Firing something from a stable platform will be very effective and efficient to contract any body part.

Main things to stabilize:

  • Upper Body – Scapula and Core
  • Lower Body – Pelvis

The amount of stimulus (sets, reps, rest, load) matters, but only once your form is 100% accurately directing tension to the working muscle.

There’s no logical reason to keep loading up the bar unless you are able to create a strong mind muscle connection during the movement. Your ability to direct the tension towards the desired muscle must be present first before increasing load.

For instance, let’s take the barbell row.

If you are not ‘feeling’ a strong engagement of your lats, rhomboids and mid traps throughout the movement with a naked bar (45 lb), loading up more weight will only make matters worse.

Before increasing load, master exercise execution.

Increasing the weight without proper form will only force your body to start using momentum, swinging and other unwanted mechanical advantages to lift that weight up.

Note* Weight lifting is about moving weight from point A to point B as efficiently as possible. Hypertrophy training is the exact opposite; it’s about moving weight from point A to point B (active range of motion of the muscle) as inefficient as possible in order to isolate and force that specific muscle to do maximum work.

Cheating (Improper form)

The body is designed to “cheat”. To get things done.
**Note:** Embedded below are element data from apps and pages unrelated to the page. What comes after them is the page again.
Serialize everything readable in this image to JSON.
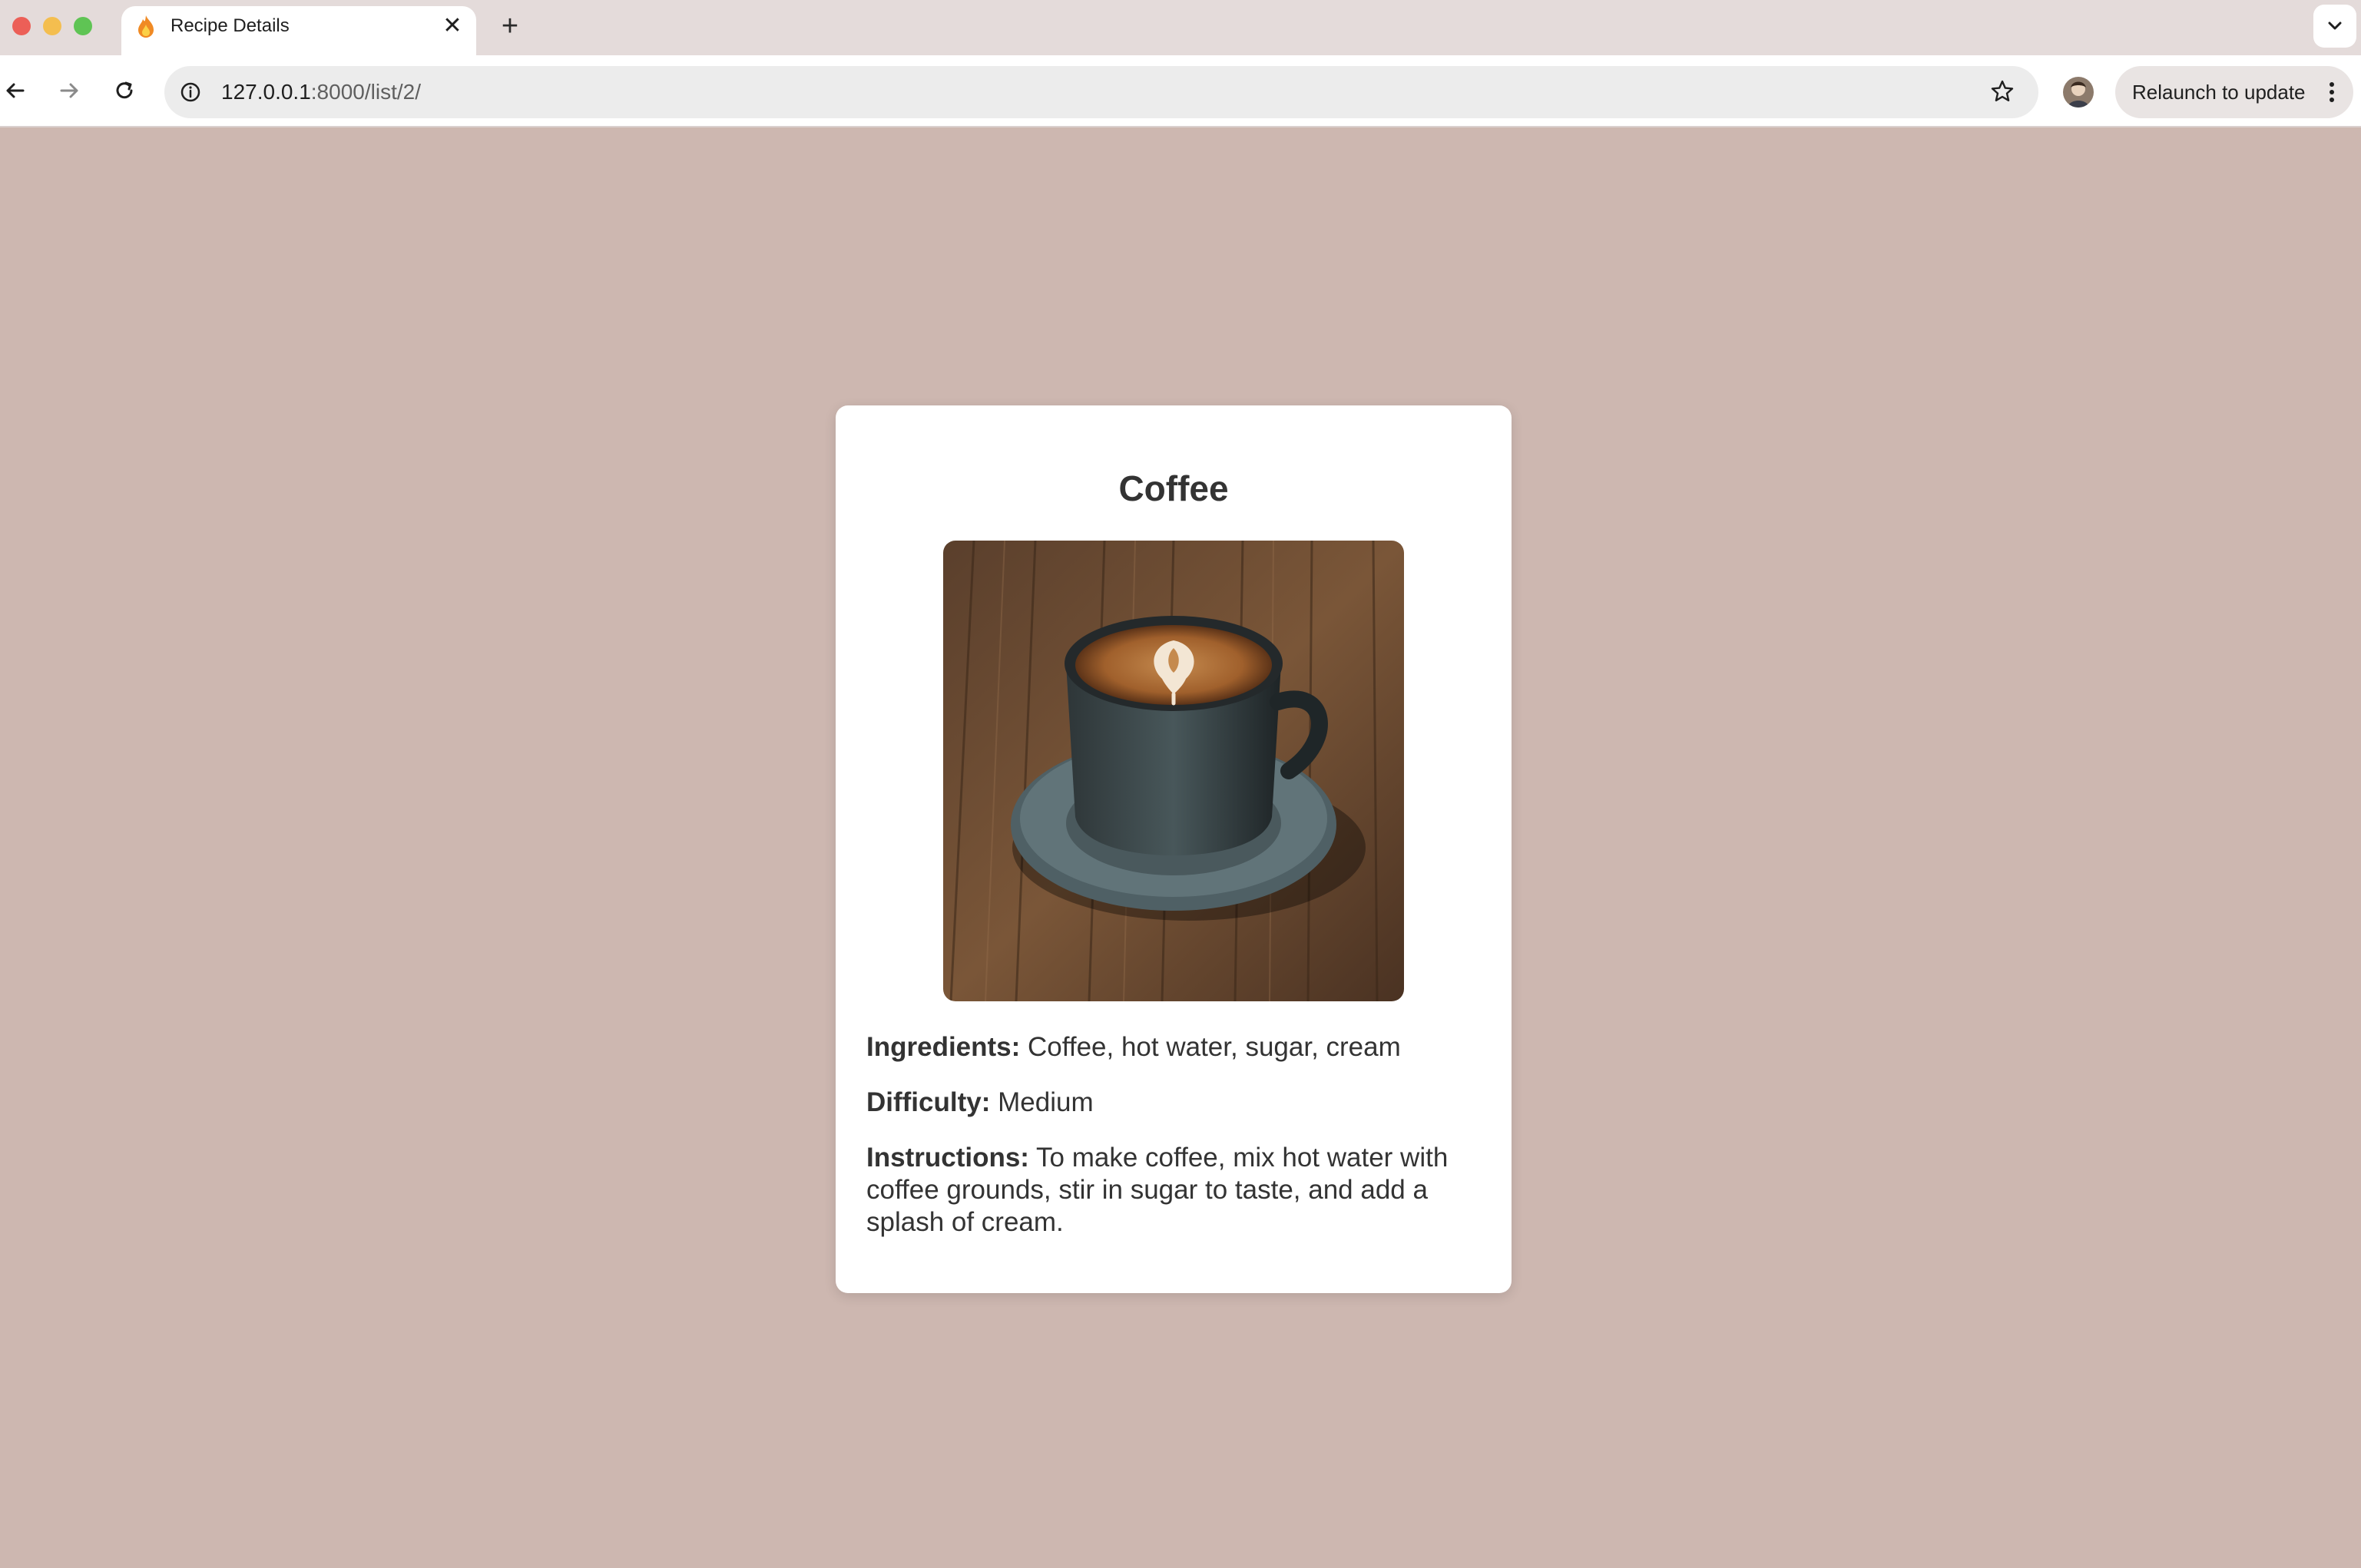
{
  "browser": {
    "tab_title": "Recipe Details",
    "url_host": "127.0.0.1",
    "url_path": ":8000/list/2/",
    "relaunch_label": "Relaunch to update",
    "tab_close_glyph": "✕",
    "new_tab_glyph": "+"
  },
  "recipe": {
    "title": "Coffee",
    "ingredients_label": "Ingredients:",
    "ingredients": "Coffee, hot water, sugar, cream",
    "difficulty_label": "Difficulty:",
    "difficulty": "Medium",
    "instructions_label": "Instructions:",
    "instructions": "To make coffee, mix hot water with coffee grounds, stir in sugar to taste, and add a splash of cream."
  },
  "icons": {
    "favicon": "flame-icon",
    "back": "back-arrow-icon",
    "forward": "forward-arrow-icon",
    "reload": "reload-icon",
    "site_info": "info-icon",
    "bookmark": "star-icon",
    "menu": "kebab-menu-icon",
    "tab_search": "chevron-down-icon",
    "image": "coffee-cup-photo"
  },
  "colors": {
    "page_background": "#cdb7b0",
    "card_background": "#ffffff",
    "text": "#333333",
    "tabstrip": "#e4dbda"
  }
}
Adding more weight to the bar, dumbbell or machine will often lead to changes in exercise execution – “cheating”.

Cheating may come in the form of unnecessary movement.

It may come in the form of shortened distance from the joint you’re trying to influence, or in the form of acceleration to propel more momentum.

In other words; increasing load without mastering exercise execution first may take away from the muscle’s active range of motion reducing total stimulus as well as using inertia rather than the actual muscle to move the weight.

Mindlessly moving weight from point A to point B will not optimally stimulate the muscle you are trying to target.

The body is primarily concerned with making everything as easy and efficient as possible.

Without conscious intent, the body will start using external mechanical advantages to get the job done.

Your dominant muscle groups will always eat the main course and the lagging body parts will get the leftovers, so-to speak.

This will lead to muscle imbalances, sub-optimal growth, minimal results and possible injuries.

Switch your thought pattern from external focus to internal focus.

Consciously think about what your muscles are doing rather than putting focus on moving the bar or hitting your target reps.

Note* As your ability to contract muscles improves, you may start increasing load.

To make progressive overload work in your favor, here’s how to utilize it:

  1. Improve Execution
  2. Enhance Mind Muscle Connection
  3. Increase Time Under Tension
  4. Add more Load (weight)



Most people only ever consider load.

Load is secondary to execution.

Adding more weight to the bar without concern for where it’s being placed is unavailing.

P.S. Having been working in a gym for many years now as a personal trainer in Toronto, most people jump straight into intensity without properly learning proper execution and correct movement patterns. Your results will be only as great as the direction of your efforts. Effort without direction is simply exhausting yourself.